(Collected data)
┌────────

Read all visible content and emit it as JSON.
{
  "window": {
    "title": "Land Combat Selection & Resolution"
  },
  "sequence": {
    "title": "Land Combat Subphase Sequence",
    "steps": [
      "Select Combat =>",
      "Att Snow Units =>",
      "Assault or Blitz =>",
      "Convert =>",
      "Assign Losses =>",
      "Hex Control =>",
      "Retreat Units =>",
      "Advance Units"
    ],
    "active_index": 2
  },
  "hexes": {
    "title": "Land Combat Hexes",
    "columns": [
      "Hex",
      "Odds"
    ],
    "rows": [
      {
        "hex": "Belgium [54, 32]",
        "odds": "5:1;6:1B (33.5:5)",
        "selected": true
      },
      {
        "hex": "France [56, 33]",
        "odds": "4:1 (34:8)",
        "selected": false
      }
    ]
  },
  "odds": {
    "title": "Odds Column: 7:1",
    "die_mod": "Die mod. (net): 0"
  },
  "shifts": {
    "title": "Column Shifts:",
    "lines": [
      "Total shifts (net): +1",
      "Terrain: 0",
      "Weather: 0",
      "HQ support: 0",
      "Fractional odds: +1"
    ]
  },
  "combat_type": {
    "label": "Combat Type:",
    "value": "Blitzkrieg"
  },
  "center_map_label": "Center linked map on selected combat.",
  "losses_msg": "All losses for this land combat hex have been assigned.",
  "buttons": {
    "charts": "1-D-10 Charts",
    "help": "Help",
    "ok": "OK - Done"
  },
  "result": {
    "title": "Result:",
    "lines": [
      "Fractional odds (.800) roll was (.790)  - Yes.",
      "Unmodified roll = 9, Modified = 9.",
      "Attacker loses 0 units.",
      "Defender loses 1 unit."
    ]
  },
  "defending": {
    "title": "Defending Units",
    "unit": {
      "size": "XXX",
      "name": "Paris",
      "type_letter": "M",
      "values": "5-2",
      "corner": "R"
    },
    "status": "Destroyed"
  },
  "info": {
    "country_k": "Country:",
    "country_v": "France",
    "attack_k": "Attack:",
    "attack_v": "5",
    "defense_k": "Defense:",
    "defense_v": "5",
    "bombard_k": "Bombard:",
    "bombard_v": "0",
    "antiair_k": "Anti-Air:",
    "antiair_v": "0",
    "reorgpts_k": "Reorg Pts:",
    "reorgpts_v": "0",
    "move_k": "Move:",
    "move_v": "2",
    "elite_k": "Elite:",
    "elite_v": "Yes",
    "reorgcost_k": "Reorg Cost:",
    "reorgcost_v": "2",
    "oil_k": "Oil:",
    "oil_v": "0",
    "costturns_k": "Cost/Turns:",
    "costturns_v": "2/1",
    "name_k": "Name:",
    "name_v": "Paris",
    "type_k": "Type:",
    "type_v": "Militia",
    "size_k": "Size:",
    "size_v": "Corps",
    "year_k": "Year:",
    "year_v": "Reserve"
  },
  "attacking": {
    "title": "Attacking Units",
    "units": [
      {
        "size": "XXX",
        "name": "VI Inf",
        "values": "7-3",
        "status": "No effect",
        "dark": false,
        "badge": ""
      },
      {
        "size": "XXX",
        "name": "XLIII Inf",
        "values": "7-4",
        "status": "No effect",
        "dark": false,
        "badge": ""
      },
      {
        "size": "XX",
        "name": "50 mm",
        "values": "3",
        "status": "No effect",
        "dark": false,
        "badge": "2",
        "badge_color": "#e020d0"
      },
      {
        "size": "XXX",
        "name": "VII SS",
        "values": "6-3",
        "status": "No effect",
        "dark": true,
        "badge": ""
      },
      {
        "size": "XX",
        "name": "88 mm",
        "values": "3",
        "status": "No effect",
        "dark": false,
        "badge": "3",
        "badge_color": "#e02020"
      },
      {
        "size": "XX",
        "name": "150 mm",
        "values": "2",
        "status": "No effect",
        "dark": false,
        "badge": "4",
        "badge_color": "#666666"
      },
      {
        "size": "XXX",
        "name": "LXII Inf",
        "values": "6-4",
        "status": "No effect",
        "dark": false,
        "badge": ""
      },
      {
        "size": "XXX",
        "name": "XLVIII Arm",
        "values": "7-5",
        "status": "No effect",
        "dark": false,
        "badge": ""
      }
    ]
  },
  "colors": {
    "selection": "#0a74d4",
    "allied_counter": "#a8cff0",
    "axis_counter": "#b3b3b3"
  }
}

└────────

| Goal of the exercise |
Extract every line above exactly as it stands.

| Reply |
Read all visible content and emit it as JSON.
{
  "window": {
    "title": "Land Combat Selection & Resolution"
  },
  "sequence": {
    "title": "Land Combat Subphase Sequence",
    "steps": [
      "Select Combat =>",
      "Att Snow Units =>",
      "Assault or Blitz =>",
      "Convert =>",
      "Assign Losses =>",
      "Hex Control =>",
      "Retreat Units =>",
      "Advance Units"
    ],
    "active_index": 2
  },
  "hexes": {
    "title": "Land Combat Hexes",
    "columns": [
      "Hex",
      "Odds"
    ],
    "rows": [
      {
        "hex": "Belgium [54, 32]",
        "odds": "5:1;6:1B (33.5:5)",
        "selected": true
      },
      {
        "hex": "France [56, 33]",
        "odds": "4:1 (34:8)",
        "selected": false
      }
    ]
  },
  "odds": {
    "title": "Odds Column: 7:1",
    "die_mod": "Die mod. (net): 0"
  },
  "shifts": {
    "title": "Column Shifts:",
    "lines": [
      "Total shifts (net): +1",
      "Terrain: 0",
      "Weather: 0",
      "HQ support: 0",
      "Fractional odds: +1"
    ]
  },
  "combat_type": {
    "label": "Combat Type:",
    "value": "Blitzkrieg"
  },
  "center_map_label": "Center linked map on selected combat.",
  "losses_msg": "All losses for this land combat hex have been assigned.",
  "buttons": {
    "charts": "1-D-10 Charts",
    "help": "Help",
    "ok": "OK - Done"
  },
  "result": {
    "title": "Result:",
    "lines": [
      "Fractional odds (.800) roll was (.790)  - Yes.",
      "Unmodified roll = 9, Modified = 9.",
      "Attacker loses 0 units.",
      "Defender loses 1 unit."
    ]
  },
  "defending": {
    "title": "Defending Units",
    "unit": {
      "size": "XXX",
      "name": "Paris",
      "type_letter": "M",
      "values": "5-2",
      "corner": "R"
    },
    "status": "Destroyed"
  },
  "info": {
    "country_k": "Country:",
    "country_v": "France",
    "attack_k": "Attack:",
    "attack_v": "5",
    "defense_k": "Defense:",
    "defense_v": "5",
    "bombard_k": "Bombard:",
    "bombard_v": "0",
    "antiair_k": "Anti-Air:",
    "antiair_v": "0",
    "reorgpts_k": "Reorg Pts:",
    "reorgpts_v": "0",
    "move_k": "Move:",
    "move_v": "2",
    "elite_k": "Elite:",
    "elite_v": "Yes",
    "reorgcost_k": "Reorg Cost:",
    "reorgcost_v": "2",
    "oil_k": "Oil:",
    "oil_v": "0",
    "costturns_k": "Cost/Turns:",
    "costturns_v": "2/1",
    "name_k": "Name:",
    "name_v": "Paris",
    "type_k": "Type:",
    "type_v": "Militia",
    "size_k": "Size:",
    "size_v": "Corps",
    "year_k": "Year:",
    "year_v": "Reserve"
  },
  "attacking": {
    "title": "Attacking Units",
    "units": [
      {
        "size": "XXX",
        "name": "VI Inf",
        "values": "7-3",
        "status": "No effect",
        "dark": false,
        "badge": ""
      },
      {
        "size": "XXX",
        "name": "XLIII Inf",
        "values": "7-4",
        "status": "No effect",
        "dark": false,
        "badge": ""
      },
      {
        "size": "XX",
        "name": "50 mm",
        "values": "3",
        "status": "No effect",
        "dark": false,
        "badge": "2",
        "badge_color": "#e020d0"
      },
      {
        "size": "XXX",
        "name": "VII SS",
        "values": "6-3",
        "status": "No effect",
        "dark": true,
        "badge": ""
      },
      {
        "size": "XX",
        "name": "88 mm",
        "values": "3",
        "status": "No effect",
        "dark": false,
        "badge": "3",
        "badge_color": "#e02020"
      },
      {
        "size": "XX",
        "name": "150 mm",
        "values": "2",
        "status": "No effect",
        "dark": false,
        "badge": "4",
        "badge_color": "#666666"
      },
      {
        "size": "XXX",
        "name": "LXII Inf",
        "values": "6-4",
        "status": "No effect",
        "dark": false,
        "badge": ""
      },
      {
        "size": "XXX",
        "name": "XLVIII Arm",
        "values": "7-5",
        "status": "No effect",
        "dark": false,
        "badge": ""
      }
    ]
  },
  "colors": {
    "selection": "#0a74d4",
    "allied_counter": "#a8cff0",
    "axis_counter": "#b3b3b3"
  }
}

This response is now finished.